Earlier this year, US-based supermarket chain Best Buyannounced
it will no longer carry music on physical support - CDs, mostly - due to its dwindling record sales. According to sources speaking to Billboard Magazine, the chain was making a mere $40 million a year from record sales, a sum that’s apparently too small to carry on. Best Buy plans to completely eliminate CDs from its stores by July 1st, the sources say, but it will continue to sell vinyl for at least two more years (albeit it will likely move them next to the turntables it sells).
Evolution and convenience
Technology is evolving at a fast pace - and the recording industry does the same, mostly to cater to its consumers’ needs. Gone are the days when you had to buy a CD and rip/encode the music from it so you can listen to it on your iPod or mobile phone. Today, you tune into your music streaming service of choice and listen to whatever you want for one flat monthly fee. And, let’s face it, this is the easiest (and often the cheapest) way to listen to music today.

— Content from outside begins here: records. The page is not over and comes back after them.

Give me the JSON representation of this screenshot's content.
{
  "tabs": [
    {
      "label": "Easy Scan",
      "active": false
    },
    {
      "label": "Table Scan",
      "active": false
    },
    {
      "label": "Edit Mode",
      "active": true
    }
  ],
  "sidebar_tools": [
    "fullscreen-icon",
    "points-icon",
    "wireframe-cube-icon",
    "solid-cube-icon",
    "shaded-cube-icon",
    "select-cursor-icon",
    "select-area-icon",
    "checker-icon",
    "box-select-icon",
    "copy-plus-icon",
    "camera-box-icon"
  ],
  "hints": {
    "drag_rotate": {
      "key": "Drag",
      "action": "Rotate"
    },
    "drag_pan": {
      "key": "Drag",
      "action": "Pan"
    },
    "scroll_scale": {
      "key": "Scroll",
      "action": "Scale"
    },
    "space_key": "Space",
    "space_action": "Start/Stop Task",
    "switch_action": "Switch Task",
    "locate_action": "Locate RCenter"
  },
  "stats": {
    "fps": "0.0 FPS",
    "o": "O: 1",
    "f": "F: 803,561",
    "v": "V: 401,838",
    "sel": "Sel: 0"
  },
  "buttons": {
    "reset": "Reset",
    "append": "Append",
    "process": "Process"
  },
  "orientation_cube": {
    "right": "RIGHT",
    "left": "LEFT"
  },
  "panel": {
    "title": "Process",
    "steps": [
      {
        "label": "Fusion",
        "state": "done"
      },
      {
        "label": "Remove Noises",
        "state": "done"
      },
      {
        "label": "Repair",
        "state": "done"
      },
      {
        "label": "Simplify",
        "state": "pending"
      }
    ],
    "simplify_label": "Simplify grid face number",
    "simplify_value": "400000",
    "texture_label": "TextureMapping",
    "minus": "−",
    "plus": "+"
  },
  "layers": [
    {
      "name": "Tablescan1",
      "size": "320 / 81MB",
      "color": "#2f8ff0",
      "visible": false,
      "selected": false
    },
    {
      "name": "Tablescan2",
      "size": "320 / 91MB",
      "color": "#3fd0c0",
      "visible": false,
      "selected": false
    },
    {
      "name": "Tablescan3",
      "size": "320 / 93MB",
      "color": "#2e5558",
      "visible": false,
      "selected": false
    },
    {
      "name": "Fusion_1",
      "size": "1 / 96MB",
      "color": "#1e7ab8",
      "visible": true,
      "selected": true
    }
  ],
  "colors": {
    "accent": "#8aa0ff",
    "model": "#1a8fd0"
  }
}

This switch to streaming affects more than just retailers, of course. Actually, it has made its presence felt in all areas except maybe for the awards business. After all, the way the music reaches the listener doesn’t affect its artistic value, and the most prestigious awards (except for Billboard, of course) are focusing on that. The phrase “without regard to album sales, chart position, or critical reception” is part of the description of all Grammys; this is probably one of thefew things people don’t know about the Grammy awards
. Artistic excellence remains the same no matter if the creation in question is distributed on CD, vinyl, memory card or through the airwaves.
Music streaming has reached a “tipping point” in 2016 when, for the first time, its revenues have overtaken physical record sales as the main source of income for the music industry. And it has the potential to reach people otherwise intangible for the business, too. Thanks to streaming - namely Spotify - becoming available in several Latin American countries has not only shaped the tastes of people around the world (Luis Fonsi and Daddy Yankee’s “Despacito”, with a bit of Justin Bieber added to the mix, was the most streamed song in 2017) but it has led to a double-digit growth in the Latin American music markets’ revenue (the global average is 5.9%). In the year 2000, almost 950 million music CDs were sold in the United States. By 2017, this number has decreased to under 90 million. The same has happened to vinyl back in its day - its sales have peaked between the late 1970s and the early 1980s, and to audio cassettes in their time. Streaming did kill the CD just like the CD killed vinyl, just like vinyl killed the phonograph cylinder. It’s the survival of the fittest if you like.